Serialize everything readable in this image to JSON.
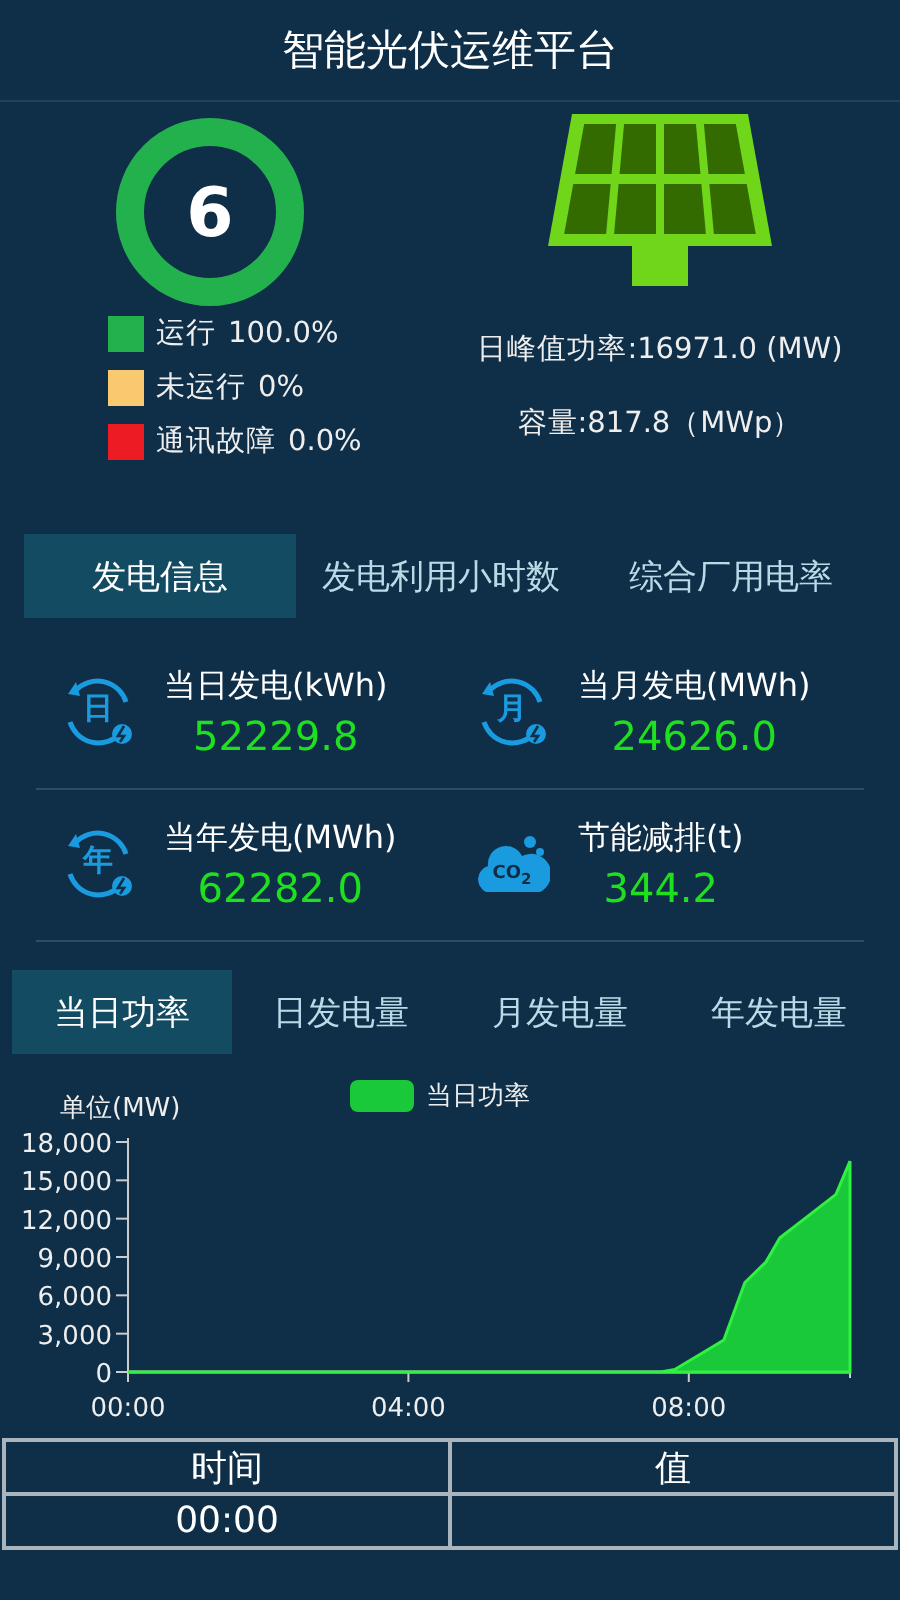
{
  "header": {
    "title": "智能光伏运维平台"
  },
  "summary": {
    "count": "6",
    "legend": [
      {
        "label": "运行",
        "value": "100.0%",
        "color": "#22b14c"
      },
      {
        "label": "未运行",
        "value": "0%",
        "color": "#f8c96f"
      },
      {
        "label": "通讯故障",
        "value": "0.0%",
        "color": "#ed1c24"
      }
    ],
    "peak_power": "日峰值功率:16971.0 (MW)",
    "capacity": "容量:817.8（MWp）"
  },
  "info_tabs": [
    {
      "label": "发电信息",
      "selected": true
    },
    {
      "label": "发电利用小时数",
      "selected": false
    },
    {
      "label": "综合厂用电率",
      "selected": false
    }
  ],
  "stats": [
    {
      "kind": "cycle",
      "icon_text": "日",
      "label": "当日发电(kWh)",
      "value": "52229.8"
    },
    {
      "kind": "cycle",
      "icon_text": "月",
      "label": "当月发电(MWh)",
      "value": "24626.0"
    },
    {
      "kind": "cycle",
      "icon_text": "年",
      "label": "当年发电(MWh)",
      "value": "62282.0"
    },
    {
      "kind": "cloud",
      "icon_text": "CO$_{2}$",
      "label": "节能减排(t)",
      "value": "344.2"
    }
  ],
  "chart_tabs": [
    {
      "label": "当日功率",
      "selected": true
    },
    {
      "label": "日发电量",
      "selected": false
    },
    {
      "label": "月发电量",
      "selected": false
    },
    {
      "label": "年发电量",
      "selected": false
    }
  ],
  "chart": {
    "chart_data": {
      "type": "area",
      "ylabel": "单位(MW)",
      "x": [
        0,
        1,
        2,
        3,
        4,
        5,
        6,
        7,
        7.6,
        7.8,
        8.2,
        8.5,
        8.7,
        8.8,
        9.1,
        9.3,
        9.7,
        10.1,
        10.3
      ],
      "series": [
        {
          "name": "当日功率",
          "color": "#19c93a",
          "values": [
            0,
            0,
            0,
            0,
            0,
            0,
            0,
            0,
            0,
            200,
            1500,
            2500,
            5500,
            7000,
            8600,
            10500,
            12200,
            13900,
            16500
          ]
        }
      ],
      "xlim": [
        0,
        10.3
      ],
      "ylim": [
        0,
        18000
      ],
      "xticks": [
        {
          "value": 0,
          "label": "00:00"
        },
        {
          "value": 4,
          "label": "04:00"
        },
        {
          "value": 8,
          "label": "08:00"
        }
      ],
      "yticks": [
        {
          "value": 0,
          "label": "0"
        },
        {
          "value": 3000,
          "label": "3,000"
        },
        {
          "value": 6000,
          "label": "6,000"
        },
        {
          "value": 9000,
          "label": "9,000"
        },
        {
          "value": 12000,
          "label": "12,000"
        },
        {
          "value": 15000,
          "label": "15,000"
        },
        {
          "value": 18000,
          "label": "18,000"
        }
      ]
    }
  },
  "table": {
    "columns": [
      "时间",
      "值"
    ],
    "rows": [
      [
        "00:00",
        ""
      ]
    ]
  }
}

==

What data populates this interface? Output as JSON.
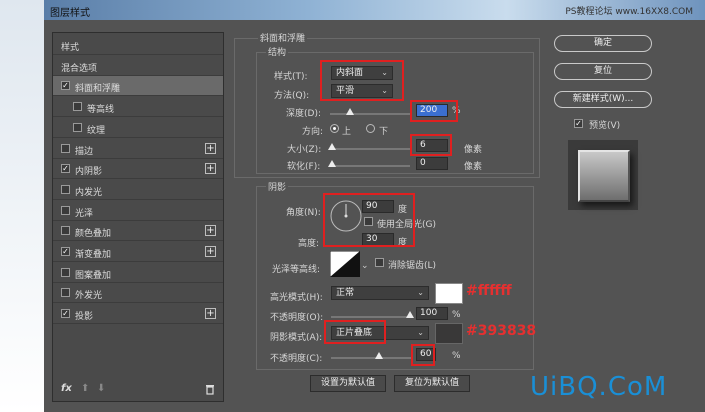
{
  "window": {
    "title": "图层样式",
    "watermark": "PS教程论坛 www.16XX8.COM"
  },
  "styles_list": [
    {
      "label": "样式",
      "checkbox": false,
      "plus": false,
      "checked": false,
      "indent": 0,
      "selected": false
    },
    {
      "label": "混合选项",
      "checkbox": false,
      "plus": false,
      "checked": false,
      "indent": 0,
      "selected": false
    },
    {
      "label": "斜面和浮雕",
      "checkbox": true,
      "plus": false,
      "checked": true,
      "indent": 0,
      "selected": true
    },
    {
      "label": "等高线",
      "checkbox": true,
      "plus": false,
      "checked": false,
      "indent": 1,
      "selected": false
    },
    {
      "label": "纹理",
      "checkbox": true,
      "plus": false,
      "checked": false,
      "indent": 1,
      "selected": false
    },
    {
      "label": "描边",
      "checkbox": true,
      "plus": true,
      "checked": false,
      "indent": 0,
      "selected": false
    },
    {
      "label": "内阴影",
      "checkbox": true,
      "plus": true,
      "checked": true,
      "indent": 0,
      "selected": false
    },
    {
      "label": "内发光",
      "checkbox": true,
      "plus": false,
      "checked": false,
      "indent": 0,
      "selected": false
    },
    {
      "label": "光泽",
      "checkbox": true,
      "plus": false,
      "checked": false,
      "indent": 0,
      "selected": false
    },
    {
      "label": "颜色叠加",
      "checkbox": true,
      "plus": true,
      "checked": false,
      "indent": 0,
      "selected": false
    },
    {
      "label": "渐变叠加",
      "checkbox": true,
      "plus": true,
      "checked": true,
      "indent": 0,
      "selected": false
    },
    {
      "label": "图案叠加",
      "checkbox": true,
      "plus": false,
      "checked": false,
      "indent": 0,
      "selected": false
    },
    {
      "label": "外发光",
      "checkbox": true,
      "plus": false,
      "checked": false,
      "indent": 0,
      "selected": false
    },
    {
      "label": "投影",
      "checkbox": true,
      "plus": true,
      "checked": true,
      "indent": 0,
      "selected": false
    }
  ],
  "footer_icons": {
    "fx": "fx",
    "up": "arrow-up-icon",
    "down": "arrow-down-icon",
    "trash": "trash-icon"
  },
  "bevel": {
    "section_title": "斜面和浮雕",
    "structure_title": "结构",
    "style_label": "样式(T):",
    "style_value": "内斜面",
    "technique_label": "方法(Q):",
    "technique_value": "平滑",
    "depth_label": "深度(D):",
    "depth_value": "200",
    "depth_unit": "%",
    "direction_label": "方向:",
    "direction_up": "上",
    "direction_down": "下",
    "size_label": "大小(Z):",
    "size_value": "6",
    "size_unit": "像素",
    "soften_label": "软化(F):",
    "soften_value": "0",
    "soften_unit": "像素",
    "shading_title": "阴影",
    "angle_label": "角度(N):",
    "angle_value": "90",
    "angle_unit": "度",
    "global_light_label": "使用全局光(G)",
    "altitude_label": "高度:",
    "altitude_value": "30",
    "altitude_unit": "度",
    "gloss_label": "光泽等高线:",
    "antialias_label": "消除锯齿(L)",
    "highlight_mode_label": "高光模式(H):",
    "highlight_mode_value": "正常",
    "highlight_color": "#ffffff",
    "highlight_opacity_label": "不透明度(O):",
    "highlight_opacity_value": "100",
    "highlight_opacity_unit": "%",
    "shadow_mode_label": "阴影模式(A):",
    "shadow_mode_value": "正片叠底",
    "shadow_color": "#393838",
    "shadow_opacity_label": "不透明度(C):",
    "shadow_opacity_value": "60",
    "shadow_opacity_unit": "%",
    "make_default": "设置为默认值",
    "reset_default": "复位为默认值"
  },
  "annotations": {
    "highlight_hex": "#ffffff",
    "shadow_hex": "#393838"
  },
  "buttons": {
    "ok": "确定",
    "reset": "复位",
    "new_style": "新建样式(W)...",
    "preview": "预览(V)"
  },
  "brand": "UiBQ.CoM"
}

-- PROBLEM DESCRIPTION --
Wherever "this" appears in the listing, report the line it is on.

-- WRITTEN SOLUTION --
Serialize everything readable in this image to JSON.
What data populates this interface? Output as JSON.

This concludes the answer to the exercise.